How to Design and Build a Home Theater Front Wall
Edited by Frank Fazio, Eng, vc
Home Theater Front Wall Design & Build
You have to envision what you want the front of the theater to look like. After all, you're going to have people stare at it for at least 2 hours at a time while watching a movie, so you want to make it look pleasing to the eyes. You basically have two options:
- a flat wall, which everything is built into
- all the equipment and video display placed against (and in front of) the wall
Create a dummy wall to hide your equipment
I decided during the design phase that I wanted a completely flat front, and everything built in. To do this, I decided to build a "dummy wall" across the front of my existing room. This created a long hidden room behind that wall that I could access from outside my theater. The "dummy wall" was built about 3 feet from the front of my original room... I figured that it would give me enough space to get around if I needed to pull out the TV or any of the speakers.This meant that after I had installed the drywall on it, the "dummy wall" would have to have holes cut out of it to accommodate my TV, speakers, subwoofer, and security camera monitors.
Drywall and cutting holes
After your drywall is installed and after you've made all necessary measurements for the placement of your equipment, you can cut openings in your front wall. It is important to create a rough diagram on paper BEFORE you start cutting as this will give you a better overall idea of how your front wall will look. If you cut everything correct, your front wall should match your diagram.
The front speaker should be installed directly over your video display and pointed at the audience. This means if your center speaker is installed higher than the audience, you'll want to slant the platform so the speaker is pointed slightly down towards the seats. So when you're sitting in your seat, the speaker should be pointed directly at your ear level, not over your head. You'll also notice I put duct tape around the opening as it stops the dust from the edge of cut drywall.
Your left and right front speakers should be the same distance on either side of the video display.
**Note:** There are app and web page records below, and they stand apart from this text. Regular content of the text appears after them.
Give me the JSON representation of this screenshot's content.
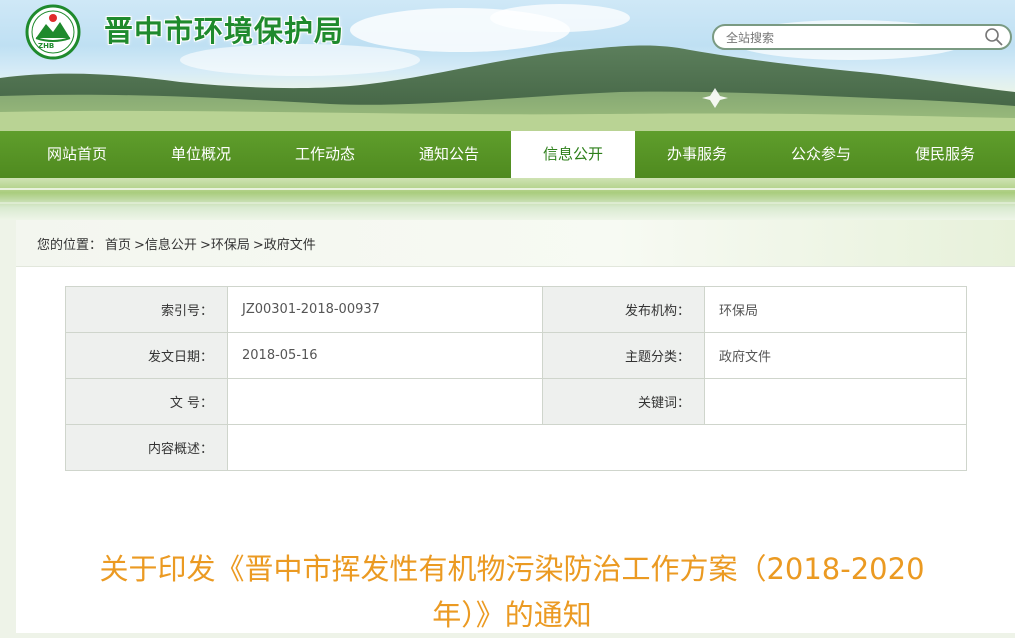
{
  "site": {
    "title": "晋中市环境保护局",
    "logo_text": "ZHB",
    "search_placeholder": "全站搜索"
  },
  "nav": {
    "items": [
      {
        "label": "网站首页"
      },
      {
        "label": "单位概况"
      },
      {
        "label": "工作动态"
      },
      {
        "label": "通知公告"
      },
      {
        "label": "信息公开"
      },
      {
        "label": "办事服务"
      },
      {
        "label": "公众参与"
      },
      {
        "label": "便民服务"
      }
    ],
    "active_index": 4
  },
  "breadcrumb": {
    "prefix": "您的位置：",
    "items": [
      "首页",
      ">信息公开",
      ">环保局",
      ">政府文件"
    ]
  },
  "meta": {
    "index_label": "索引号：",
    "index_value": "JZ00301-2018-00937",
    "publisher_label": "发布机构：",
    "publisher_value": "环保局",
    "date_label": "发文日期：",
    "date_value": "2018-05-16",
    "category_label": "主题分类：",
    "category_value": "政府文件",
    "docno_label": "文 号：",
    "docno_value": "",
    "keywords_label": "关键词：",
    "keywords_value": "",
    "summary_label": "内容概述：",
    "summary_value": ""
  },
  "document": {
    "title": "关于印发《晋中市挥发性有机物污染防治工作方案（2018-2020年）》的通知"
  },
  "colors": {
    "nav_green": "#5f9e2c",
    "title_green": "#1f8a2d",
    "doc_title_orange": "#eb9a22"
  }
}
In my case, it was easy to determine the distance as I used the 2x4 stud on either side as a guide.
The subwoofer can really be anywhere in the room, but there is a rule of thumb you can go by. The closer you put a subwoofer to the wall, the more bass you will get. Having said that, your subwoofer will sound best if it is placed 8-12 inches from the wall. In my case I was limited to the corner of the room because the spots in my wall were limited.
When mounting the TV into the wall, make sure you use the studs on either side to securely fasten it into place. You can also make a platform for it, as I did for my speakers.
Here is a good example of something you can add to your home theater that others may not have. Remember, this is your theater so you should customize it to your aesthetics and functionality. When you build a theater and soundproof it, you will not be able to hear what is going on outside the room. This means if you're watching a movie during the daylight hours, you may not hear the doorbell or see your wife pulling into the driveway with groceries (in which case you should get upstairs and pretend you're vacuuming). To solve this problem, I installed security cameras around the house and hooked them up to monitors installed in my front wall. Now when I watch a movie, no one can sneak up on me.
After the all the openings are finished and the wall is sanded smooth, you can paint the wall. I chose to paint the front of my home theater black. The only tip I can dive you here is that you will need more than one coat.
Lighting in the front wall
I decided to add accent lighting to the front wall. I started by putting a small strip of drywall hanging down from the ceiling a few inches away from the wall. Then I tucked lighted pucks under it and ran the power into the back of the room.
Curtains for your front wall
To give your home theater the look of having closing curtains, you can bunch some "dummy" curtains up on each side of your front wall. Of course they don't close, but it does make it look like they do. What you need to do is go to your local home store and by 2 black shower curtains. This way you can get a wood dowel and run to through the top of each curtain. Mounting the dowel near your lights will give the effect of a functioning curtain system.
If you have problems with any of the steps in this article, please post in the comments section below.
Recent edits by: Eng, Frank Fazio